TASK DIRECTIONS:
Give the listing again character for character, but drop the images.

EXERCISE DATA:
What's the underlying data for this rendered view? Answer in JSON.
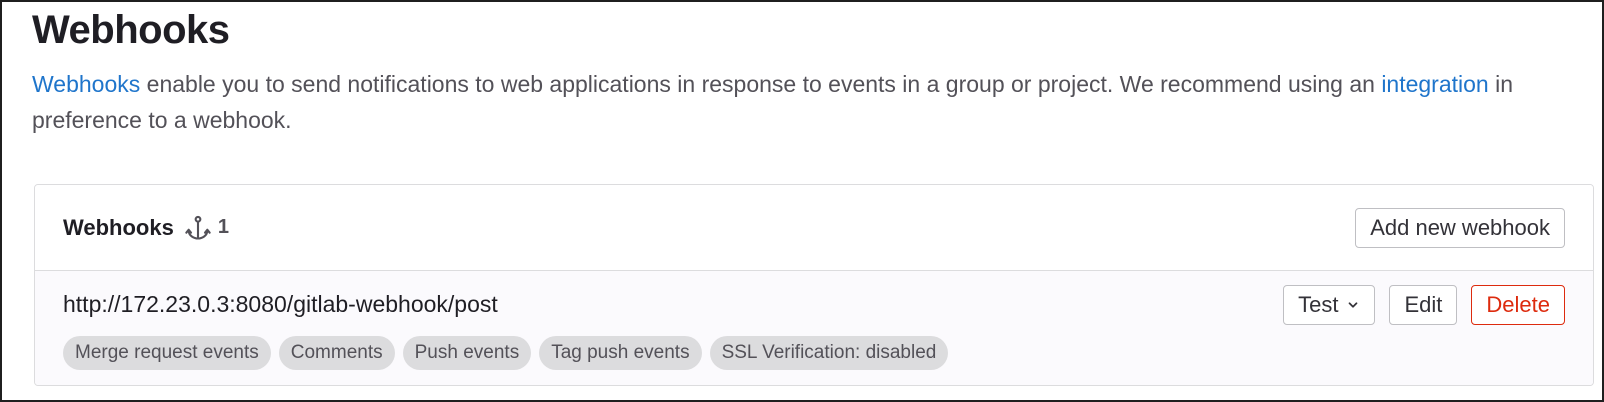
{
  "header": {
    "title": "Webhooks"
  },
  "description": {
    "link1": "Webhooks",
    "text1": " enable you to send notifications to web applications in response to events in a group or project. We recommend using an ",
    "link2": "integration",
    "text2": " in preference to a webhook."
  },
  "card": {
    "title": "Webhooks",
    "count": "1",
    "count_icon": "hook-icon",
    "add_button": "Add new webhook"
  },
  "webhook": {
    "url": "http://172.23.0.3:8080/gitlab-webhook/post",
    "badges": [
      "Merge request events",
      "Comments",
      "Push events",
      "Tag push events",
      "SSL Verification: disabled"
    ],
    "test_label": "Test",
    "edit_label": "Edit",
    "delete_label": "Delete"
  },
  "colors": {
    "link": "#1f75cb",
    "danger": "#dd2b0e"
  }
}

ANSWER FOR THE TASK:
What's the underlying data for this rendered view? Answer in JSON.
{
  "header": {
    "title": "Webhooks"
  },
  "description": {
    "link1": "Webhooks",
    "text1": " enable you to send notifications to web applications in response to events in a group or project. We recommend using an ",
    "link2": "integration",
    "text2": " in preference to a webhook."
  },
  "card": {
    "title": "Webhooks",
    "count": "1",
    "count_icon": "hook-icon",
    "add_button": "Add new webhook"
  },
  "webhook": {
    "url": "http://172.23.0.3:8080/gitlab-webhook/post",
    "badges": [
      "Merge request events",
      "Comments",
      "Push events",
      "Tag push events",
      "SSL Verification: disabled"
    ],
    "test_label": "Test",
    "edit_label": "Edit",
    "delete_label": "Delete"
  },
  "colors": {
    "link": "#1f75cb",
    "danger": "#dd2b0e"
  }
}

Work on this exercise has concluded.